    Amazon said in a press release that it planned to expand the number of tracks available in the future.

    Of course, digital downloads of full-length songs are not new. Numerous Netizens have used the MP3 format to upload pirated songs and albums to the Net. And artists such as Public Enemy, Tom Petty, and Counting Crows have made music available through MP3 and other music formats.

    Meanwhile, sites such as MP3.com and Lycos provide links to and collections of songs in MP3 format.

    But Amazon's site is one of the first to try to use free full-length downloads as a way of encouraging customers to buy CDs. Amazon has already jumped into the lead in online music sales after entering the area last June.

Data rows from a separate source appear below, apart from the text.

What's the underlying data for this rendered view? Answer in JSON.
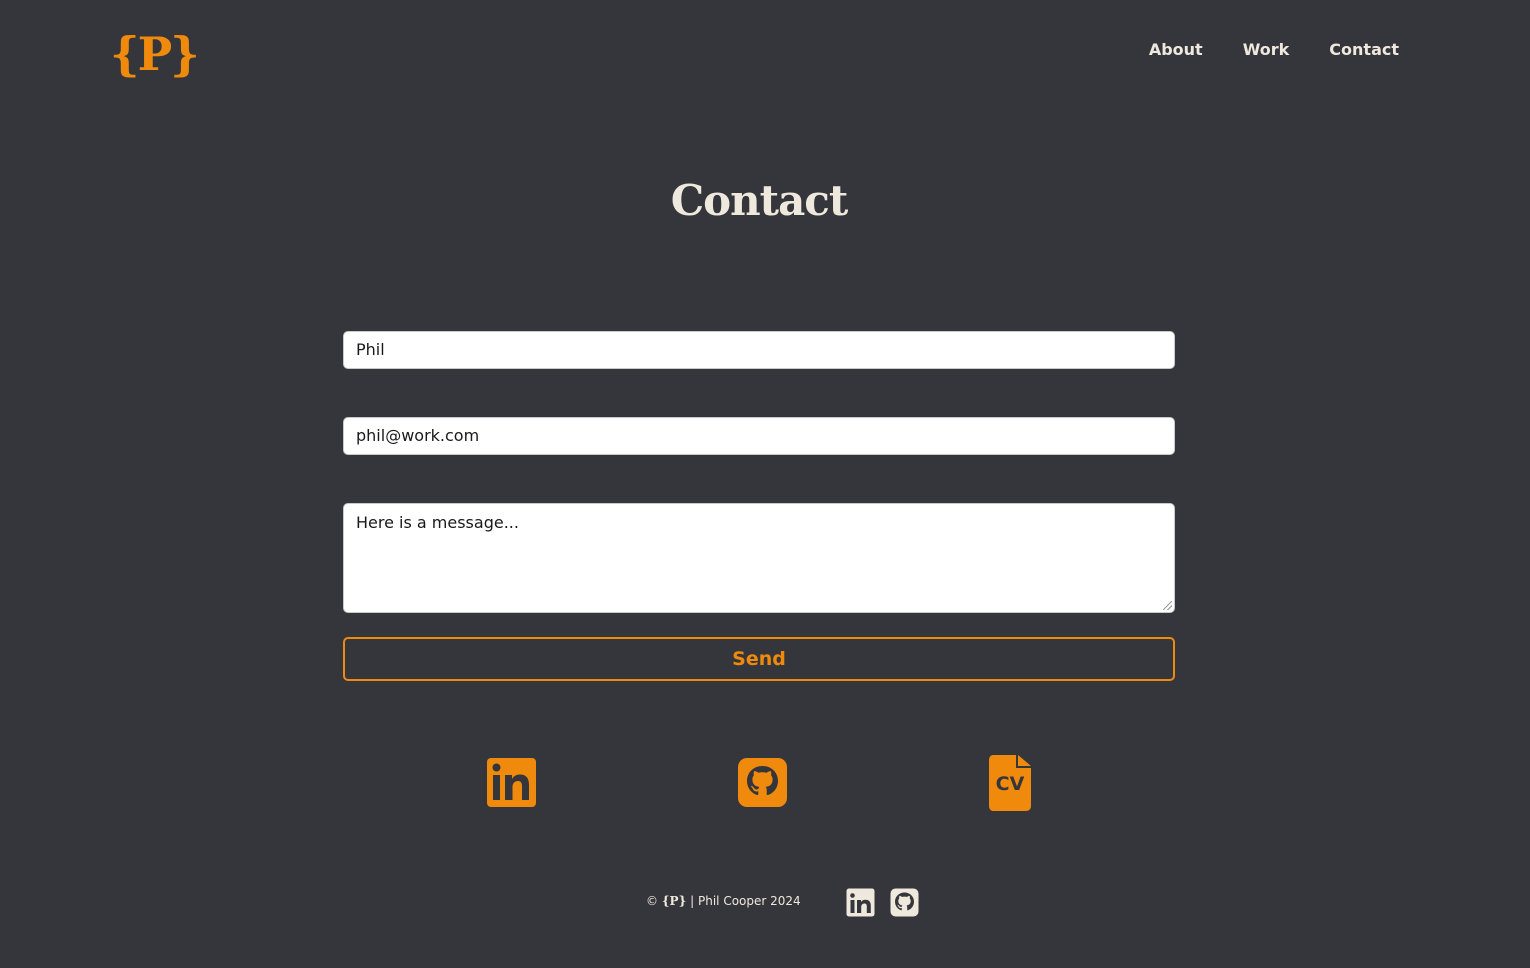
{
  "header": {
    "logo_text": "{P}",
    "nav": [
      {
        "label": "About"
      },
      {
        "label": "Work"
      },
      {
        "label": "Contact"
      }
    ]
  },
  "main": {
    "title": "Contact",
    "form": {
      "name_value": "Phil",
      "email_value": "phil@work.com",
      "message_value": "Here is a message...",
      "send_label": "Send"
    },
    "social_icons": [
      "linkedin-icon",
      "github-icon",
      "cv-document-icon"
    ],
    "cv_icon_text": "CV"
  },
  "footer": {
    "copyright_symbol": "©",
    "logo_text": "{P}",
    "separator": "|",
    "credit": "Phil Cooper 2024",
    "icons": [
      "linkedin-icon",
      "github-icon"
    ]
  },
  "colors": {
    "background": "#35363c",
    "accent": "#ef8a0c",
    "text_light": "#efe8dc"
  }
}
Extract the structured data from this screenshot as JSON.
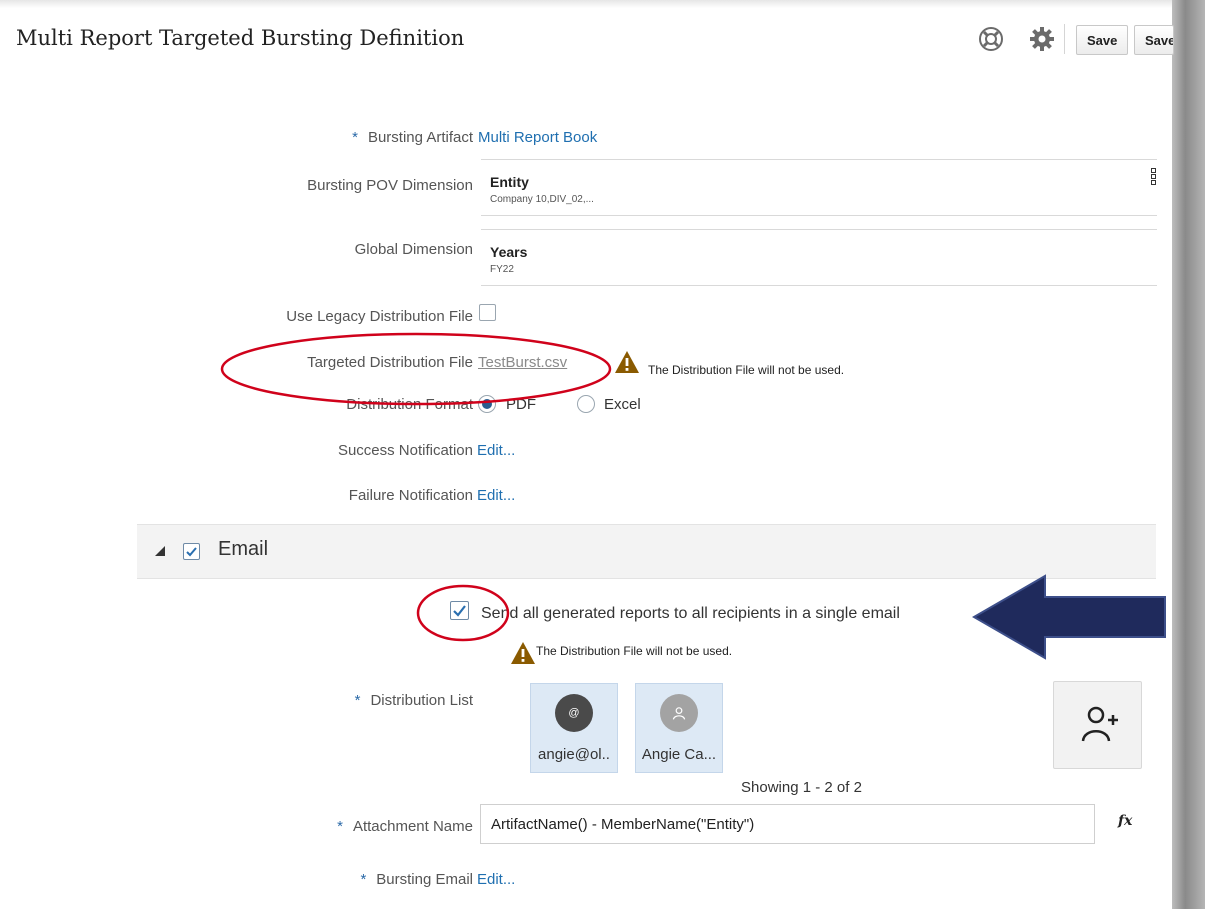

    Financial analyst Derek Brown of Volpe Brown Whelan, suggested in an interview last month with CNET News.com that eventually Amazon might be selling digital products instead of physical ones.

    "Books, music, and videos are ultimately digitally downloadable," Brown said.

    Amazon spokesman Paul Capelli said that while the company did plan to sell digital downloadable music in the future, the music industry first needed to make more music available in digital form and needed to figure out the security issues involved in digital downloads. For now, Capelli said, the full-length free downloads would be used to promote upcoming CDs.

    "As a promotional vehicle, right now, they're very effective," Capelli said.